Note that when the sensor is exposed the signal is analoguous - the higher charge in the well, the more light was captured. This signal is then digitalised and converted to RGB values. The digitalisation method and RGB conversion algorithm may differ among manufacturers.

• Is there any way to compare the camera sensor chip only? not include the lens and filters, etc. Just compare how good the sensor can response to light Feb 16, 2017 at 14:19
• @ZhaoHuang Yes, but any differences are pretty meaningless with regards to photography since one must use at least a lens, sensor, demosaicing algorithms and other postprocessing steps to obtain a viewable image. Feb 16, 2017 at 18:52
• @ZhaoHuang You already have that data presented with your question. Your two graphs compare the two sensors and their response across the visible spectrum. They tell you nothing about accuracy. You cannot use photography to accurately record colour; but, it's great for perceptual rendition.
– Stan
Feb 17, 2017 at 3:27
• I would repeat items 4 and 5 about three times each :-). Those are (one hopes) specifically designed to compensate for all differences between the Bayer filter spectral curves and the human eye's retinal spectral curves. (yes I know about the many magical neurological adjustments to perceived color.) Feb 17, 2017 at 13:16

You have the answer in the curves you present for comparison.

You can compare the response of one sensor to another directly at any common point to the two sets of data. For example, the efficiency of each of the sensors at 550nm can be given and compared. That's the only statement that can be made with the given data.

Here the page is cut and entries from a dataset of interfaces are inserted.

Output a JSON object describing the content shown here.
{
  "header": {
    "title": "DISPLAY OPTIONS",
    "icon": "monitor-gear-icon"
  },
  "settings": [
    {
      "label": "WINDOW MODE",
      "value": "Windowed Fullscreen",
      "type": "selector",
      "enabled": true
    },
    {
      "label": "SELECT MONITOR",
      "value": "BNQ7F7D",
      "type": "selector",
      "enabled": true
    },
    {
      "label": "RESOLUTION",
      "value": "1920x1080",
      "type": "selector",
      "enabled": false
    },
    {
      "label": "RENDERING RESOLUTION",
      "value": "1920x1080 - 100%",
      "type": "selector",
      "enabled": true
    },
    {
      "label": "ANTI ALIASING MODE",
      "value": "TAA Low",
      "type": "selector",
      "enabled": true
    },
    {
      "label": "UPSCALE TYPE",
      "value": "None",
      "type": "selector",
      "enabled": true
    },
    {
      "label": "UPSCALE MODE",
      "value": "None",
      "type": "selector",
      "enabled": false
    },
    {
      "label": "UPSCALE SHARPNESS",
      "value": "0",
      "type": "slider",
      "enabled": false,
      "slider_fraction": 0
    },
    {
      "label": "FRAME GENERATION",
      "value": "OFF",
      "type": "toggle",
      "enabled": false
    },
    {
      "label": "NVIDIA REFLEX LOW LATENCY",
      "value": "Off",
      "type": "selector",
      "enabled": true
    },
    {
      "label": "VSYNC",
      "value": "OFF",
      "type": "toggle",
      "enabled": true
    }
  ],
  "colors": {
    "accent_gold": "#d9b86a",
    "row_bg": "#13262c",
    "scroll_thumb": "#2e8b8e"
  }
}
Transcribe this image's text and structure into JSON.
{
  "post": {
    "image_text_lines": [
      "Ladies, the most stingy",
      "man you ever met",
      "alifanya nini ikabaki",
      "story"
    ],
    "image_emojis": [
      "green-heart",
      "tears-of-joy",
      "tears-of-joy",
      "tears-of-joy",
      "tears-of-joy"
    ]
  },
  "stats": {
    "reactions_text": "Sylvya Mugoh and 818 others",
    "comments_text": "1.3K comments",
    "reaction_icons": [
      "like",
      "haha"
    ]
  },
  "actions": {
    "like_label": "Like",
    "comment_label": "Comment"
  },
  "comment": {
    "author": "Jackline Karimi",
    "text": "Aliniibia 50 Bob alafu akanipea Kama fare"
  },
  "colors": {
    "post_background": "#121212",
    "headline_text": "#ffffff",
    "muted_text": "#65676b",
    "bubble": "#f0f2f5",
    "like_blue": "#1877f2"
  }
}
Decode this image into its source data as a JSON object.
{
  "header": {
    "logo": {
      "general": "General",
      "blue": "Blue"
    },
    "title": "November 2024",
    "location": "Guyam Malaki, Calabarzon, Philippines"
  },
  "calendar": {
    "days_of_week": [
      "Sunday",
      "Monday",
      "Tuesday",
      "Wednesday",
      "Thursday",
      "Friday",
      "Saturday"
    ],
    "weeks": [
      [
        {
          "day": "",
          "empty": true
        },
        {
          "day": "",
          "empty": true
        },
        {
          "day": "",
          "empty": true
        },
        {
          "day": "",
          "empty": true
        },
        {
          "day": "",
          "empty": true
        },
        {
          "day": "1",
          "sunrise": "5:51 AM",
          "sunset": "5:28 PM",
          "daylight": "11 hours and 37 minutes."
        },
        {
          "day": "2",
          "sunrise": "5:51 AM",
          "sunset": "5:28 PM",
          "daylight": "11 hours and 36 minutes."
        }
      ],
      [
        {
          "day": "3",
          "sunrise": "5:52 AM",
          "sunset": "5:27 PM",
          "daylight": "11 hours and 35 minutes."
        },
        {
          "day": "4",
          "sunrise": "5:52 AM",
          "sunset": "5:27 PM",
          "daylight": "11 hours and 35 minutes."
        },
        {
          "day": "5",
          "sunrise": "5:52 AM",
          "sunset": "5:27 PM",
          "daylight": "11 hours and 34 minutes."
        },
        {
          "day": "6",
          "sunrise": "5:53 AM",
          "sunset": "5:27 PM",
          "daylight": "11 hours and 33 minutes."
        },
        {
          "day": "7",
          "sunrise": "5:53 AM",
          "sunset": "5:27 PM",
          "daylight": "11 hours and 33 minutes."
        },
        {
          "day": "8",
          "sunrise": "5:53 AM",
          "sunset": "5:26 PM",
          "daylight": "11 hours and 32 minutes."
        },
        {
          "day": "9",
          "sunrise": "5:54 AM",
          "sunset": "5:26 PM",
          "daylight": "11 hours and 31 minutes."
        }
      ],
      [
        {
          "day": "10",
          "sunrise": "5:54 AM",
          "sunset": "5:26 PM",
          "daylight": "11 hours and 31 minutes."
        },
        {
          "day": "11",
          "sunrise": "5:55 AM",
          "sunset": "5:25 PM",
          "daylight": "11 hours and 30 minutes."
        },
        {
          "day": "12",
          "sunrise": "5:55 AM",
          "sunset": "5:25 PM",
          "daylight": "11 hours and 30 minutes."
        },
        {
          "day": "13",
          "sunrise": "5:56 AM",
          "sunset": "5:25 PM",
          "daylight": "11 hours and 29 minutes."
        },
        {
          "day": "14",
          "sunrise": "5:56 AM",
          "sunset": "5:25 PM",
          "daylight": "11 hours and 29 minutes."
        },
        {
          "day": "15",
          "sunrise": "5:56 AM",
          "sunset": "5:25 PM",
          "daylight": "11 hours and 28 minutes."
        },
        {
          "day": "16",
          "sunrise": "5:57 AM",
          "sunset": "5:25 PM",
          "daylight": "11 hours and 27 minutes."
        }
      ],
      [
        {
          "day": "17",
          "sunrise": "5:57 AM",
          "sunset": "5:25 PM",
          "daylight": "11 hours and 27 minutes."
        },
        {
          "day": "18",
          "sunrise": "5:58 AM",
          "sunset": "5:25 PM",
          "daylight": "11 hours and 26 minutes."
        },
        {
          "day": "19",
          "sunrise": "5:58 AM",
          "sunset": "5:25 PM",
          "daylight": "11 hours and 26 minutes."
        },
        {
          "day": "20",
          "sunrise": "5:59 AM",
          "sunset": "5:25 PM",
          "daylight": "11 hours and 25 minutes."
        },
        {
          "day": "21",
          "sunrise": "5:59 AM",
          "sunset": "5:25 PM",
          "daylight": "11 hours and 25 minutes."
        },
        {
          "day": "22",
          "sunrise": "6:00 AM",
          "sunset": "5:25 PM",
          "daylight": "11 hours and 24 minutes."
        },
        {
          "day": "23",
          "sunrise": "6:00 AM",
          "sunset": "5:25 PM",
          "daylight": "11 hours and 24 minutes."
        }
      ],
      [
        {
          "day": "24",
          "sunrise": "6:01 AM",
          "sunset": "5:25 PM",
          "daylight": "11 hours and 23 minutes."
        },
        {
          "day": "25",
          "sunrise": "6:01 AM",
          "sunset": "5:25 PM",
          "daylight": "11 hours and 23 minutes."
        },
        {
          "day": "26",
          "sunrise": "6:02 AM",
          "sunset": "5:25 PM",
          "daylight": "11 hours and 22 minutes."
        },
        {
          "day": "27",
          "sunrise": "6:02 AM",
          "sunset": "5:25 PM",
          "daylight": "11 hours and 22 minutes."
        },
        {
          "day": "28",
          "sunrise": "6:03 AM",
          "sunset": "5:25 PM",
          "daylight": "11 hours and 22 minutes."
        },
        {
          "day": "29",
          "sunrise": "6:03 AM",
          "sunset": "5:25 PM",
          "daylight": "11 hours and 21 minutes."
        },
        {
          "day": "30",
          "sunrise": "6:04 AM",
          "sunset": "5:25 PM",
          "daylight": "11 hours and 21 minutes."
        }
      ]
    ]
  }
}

A statement about whether one sensor is "more accurate" than the other cannot be made. The only statement that can be made is already given (plotted)—the relative quantum efficiency.